Description of the task: Render every entry verbatim.

(Stored entries)
"""

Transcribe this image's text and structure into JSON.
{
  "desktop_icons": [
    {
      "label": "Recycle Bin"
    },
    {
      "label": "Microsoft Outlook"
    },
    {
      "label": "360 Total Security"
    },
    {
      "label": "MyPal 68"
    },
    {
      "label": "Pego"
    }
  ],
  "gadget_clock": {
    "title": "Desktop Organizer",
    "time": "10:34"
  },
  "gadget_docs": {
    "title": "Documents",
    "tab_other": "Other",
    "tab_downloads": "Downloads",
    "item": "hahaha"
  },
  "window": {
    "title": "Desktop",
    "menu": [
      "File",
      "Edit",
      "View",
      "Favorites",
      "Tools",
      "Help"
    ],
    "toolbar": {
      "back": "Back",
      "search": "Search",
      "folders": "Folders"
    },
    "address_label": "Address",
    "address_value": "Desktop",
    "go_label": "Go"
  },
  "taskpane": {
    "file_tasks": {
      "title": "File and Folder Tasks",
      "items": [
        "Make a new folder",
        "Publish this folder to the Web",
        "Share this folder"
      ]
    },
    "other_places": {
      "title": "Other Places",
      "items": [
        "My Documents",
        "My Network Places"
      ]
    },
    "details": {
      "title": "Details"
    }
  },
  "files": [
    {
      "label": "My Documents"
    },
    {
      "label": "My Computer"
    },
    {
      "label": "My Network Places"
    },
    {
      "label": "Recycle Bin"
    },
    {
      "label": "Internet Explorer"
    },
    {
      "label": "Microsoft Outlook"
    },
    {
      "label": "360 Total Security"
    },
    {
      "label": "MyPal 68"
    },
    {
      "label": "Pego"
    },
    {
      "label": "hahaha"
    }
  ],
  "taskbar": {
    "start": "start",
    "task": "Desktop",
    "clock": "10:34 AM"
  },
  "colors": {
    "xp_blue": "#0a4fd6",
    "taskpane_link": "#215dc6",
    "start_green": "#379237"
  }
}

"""

Task output:
Transcribe this image's text and structure into JSON.
{
  "desktop_icons": [
    {
      "label": "Recycle Bin"
    },
    {
      "label": "Microsoft Outlook"
    },
    {
      "label": "360 Total Security"
    },
    {
      "label": "MyPal 68"
    },
    {
      "label": "Pego"
    }
  ],
  "gadget_clock": {
    "title": "Desktop Organizer",
    "time": "10:34"
  },
  "gadget_docs": {
    "title": "Documents",
    "tab_other": "Other",
    "tab_downloads": "Downloads",
    "item": "hahaha"
  },
  "window": {
    "title": "Desktop",
    "menu": [
      "File",
      "Edit",
      "View",
      "Favorites",
      "Tools",
      "Help"
    ],
    "toolbar": {
      "back": "Back",
      "search": "Search",
      "folders": "Folders"
    },
    "address_label": "Address",
    "address_value": "Desktop",
    "go_label": "Go"
  },
  "taskpane": {
    "file_tasks": {
      "title": "File and Folder Tasks",
      "items": [
        "Make a new folder",
        "Publish this folder to the Web",
        "Share this folder"
      ]
    },
    "other_places": {
      "title": "Other Places",
      "items": [
        "My Documents",
        "My Network Places"
      ]
    },
    "details": {
      "title": "Details"
    }
  },
  "files": [
    {
      "label": "My Documents"
    },
    {
      "label": "My Computer"
    },
    {
      "label": "My Network Places"
    },
    {
      "label": "Recycle Bin"
    },
    {
      "label": "Internet Explorer"
    },
    {
      "label": "Microsoft Outlook"
    },
    {
      "label": "360 Total Security"
    },
    {
      "label": "MyPal 68"
    },
    {
      "label": "Pego"
    },
    {
      "label": "hahaha"
    }
  ],
  "taskbar": {
    "start": "start",
    "task": "Desktop",
    "clock": "10:34 AM"
  },
  "colors": {
    "xp_blue": "#0a4fd6",
    "taskpane_link": "#215dc6",
    "start_green": "#379237"
  }
}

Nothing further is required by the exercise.